Their euphoria and their pursuit of the sixth championship title ended with this match in Fortaleza, as a few days later, Brazil faced a crushing loss to Germany in the semifinals in Belo Horizonte. The country was despondent and the fans heartbroken, but they shelved their grief to cheer the remaining teams.
Everyone was there to bask in the spirit of the tournament. No one was bigger than the game and it clearly showed.
Brazilians endeared themselves to the foreigners with their hospitable and helpful attitude. They went out of their way to assist foreigners, whenever and wherever they could, according to Gautham Subramaniam, who had traveled from Ahmedabad to watch a few matches. “The people were amazing,” Subramaniam said.
If you needed directions, they wouldn’t just tell you how to go, but many times they would walk with you and show you where to go, Subramaniam said. He was very impressed with their warmth and helpful nature, he said.
Watching a match at the Maracanã stadium in picturesque Rio de Janeiro, where Pele scored his 1000th goal many decades ago, was an unforgettable experience, Subramaniam said.
About 65,000 fans streamed into the refurbished Maracanã on July 13 to fanfare and closing ceremony performances by Carlos Santana, Shakira and others. Germany beat Argentina in the finals to win the championship.

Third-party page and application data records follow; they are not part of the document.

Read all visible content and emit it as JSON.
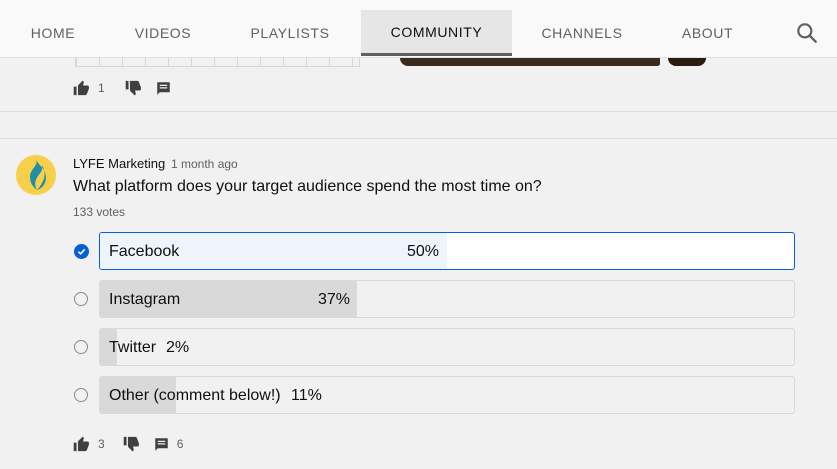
{
  "nav": {
    "tabs": [
      {
        "label": "HOME"
      },
      {
        "label": "VIDEOS"
      },
      {
        "label": "PLAYLISTS"
      },
      {
        "label": "COMMUNITY"
      },
      {
        "label": "CHANNELS"
      },
      {
        "label": "ABOUT"
      }
    ],
    "active_tab": "COMMUNITY",
    "search_icon": "search-icon"
  },
  "previous_post": {
    "likes": "1"
  },
  "post": {
    "author": "LYFE Marketing",
    "time": "1 month ago",
    "question": "What platform does your target audience spend the most time on?",
    "votes": "133 votes",
    "options": [
      {
        "label": "Facebook",
        "percent_text": "50%",
        "percent": 50,
        "selected": true
      },
      {
        "label": "Instagram",
        "percent_text": "37%",
        "percent": 37,
        "selected": false
      },
      {
        "label": "Twitter",
        "percent_text": "2%",
        "percent": 2,
        "selected": false
      },
      {
        "label": "Other (comment below!)",
        "percent_text": "11%",
        "percent": 11,
        "selected": false
      }
    ],
    "likes": "3",
    "comments": "6"
  },
  "colors": {
    "accent": "#065fd4",
    "avatar_bg": "#f7cf4b",
    "logo_teal": "#1f8fa6"
  }
}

Despite protests and discontent among some Brazilians about their government spending more than $11 billion on public works improvements—including 12 new and renovated stadiums—and widespread concerns about crime and unrest, the World Cup in Brazil was an amazing show.
Local businesses have begun gearing up for the 2016 Summer Olympics to be held in Brazil, preparing to draw more crowds from all over the world.
Brazil is yet to win the World Cup at home, much to their fans’ disappointment. But they are winners in my book.
Jana Seshadri is a freelance writer who lives in Brentwood, California.